The report of the Dutch Cultural Heritage Agency focused on the damage to the Dutch colonial heritage in the quayside area and concluded that a public awareness campaign and a powerful state development agency were necessary to save the area (Van Dun, Ter Steege and Timmer 2011). It seems that the outcome of the workshop was irrelevant for the local government and the Dutch advice remained gratuitous. In any case, these proposals have not been implemented, partly because, as a representative of the Indonesian Heritage Trust told me, the Mayor of Padang is not interested in colonial heritage. The two groups that, according to a member of the Dutch team, seemed most enthusiastic at the workshop were, first, a group of students who were fascinated by old pictures brought by the Dutch delegation, and, second, staff from the railways, who presented old maps to indicate how the Pulau Air railway station in the area might be developed into a centre sending tourists by train from Padang to the mountains behind Padang. The BPPI report, with a large input from its local representative, the architect and prominent scholar Eko Alvares, developed a more coherent view for the whole quayside. BPPI pleaded for new private investments in the public space. Pairs of pictures of Padang as it is and places outside Indonesia as Padang might become gave a vista of how an attractive public space can become profitable in an economic sense (BPPI 2010). Despite the grand view of the future and nice visualization, nothing has come of this plan either.
Meanwhile, the damaged old Ganting Mosque was quickly restored, probably with funds from the believers. Old Chinese shophouses, top-heavy by later additions and therefore badly damaged by the earthquake, were often demolished and replaced by a modern building by the owners. Contrary to its lack of action in the quayside area, the municipality intends to restore the town hall and turn it into a museum (and build a new town hall more inland at a tsunami-proof location). Unfortunately, there is a limit to the number of museums a city can sustain if they need to attract any visitors. If municipal administrators or private conservationists wish to preserve colonial buildings, they will have to come up with more creative ideas of how to exploit the buildings in an economically sustainable way.
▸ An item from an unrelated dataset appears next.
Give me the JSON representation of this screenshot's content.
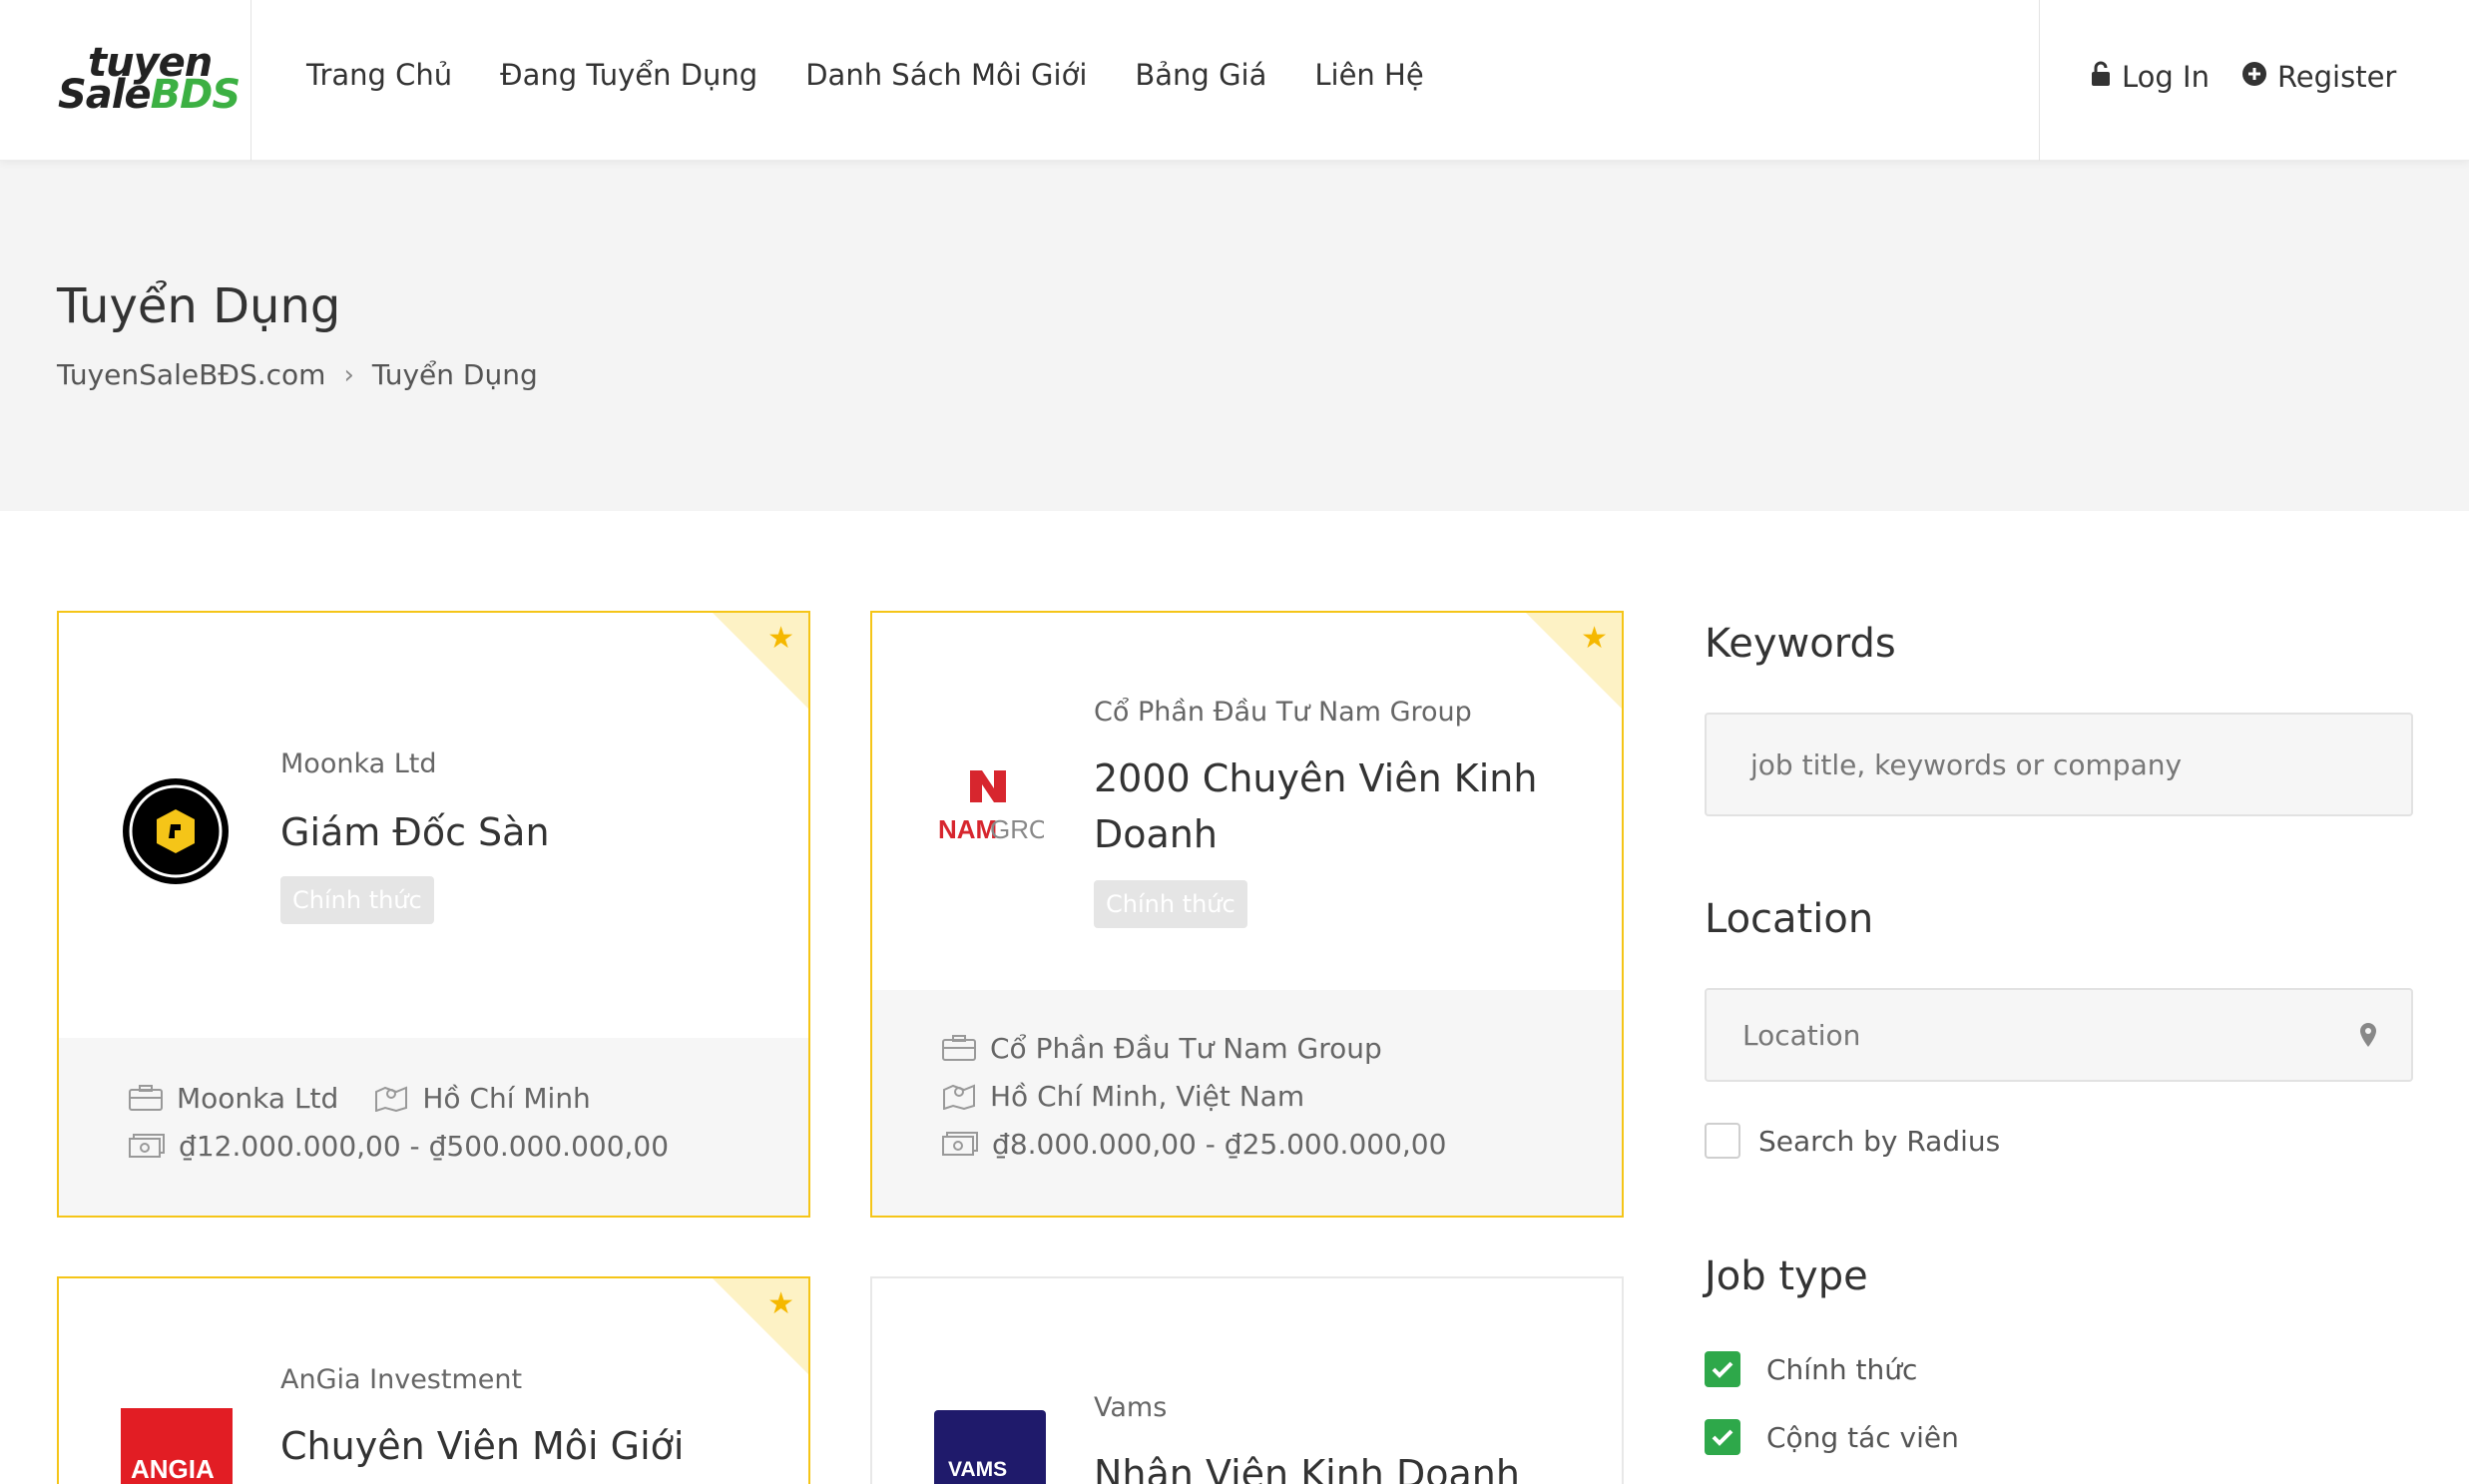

Freek Colombijn is Senior Lecturer at the Department of Social and Cultural Anthropology, VU Amsterdam.
BPPI (Badan Pelestarian Pusaka Indonesia), 2010, (Hasil workshop 11-17 Desember 2010, di Padang). Jakarta: BPPI.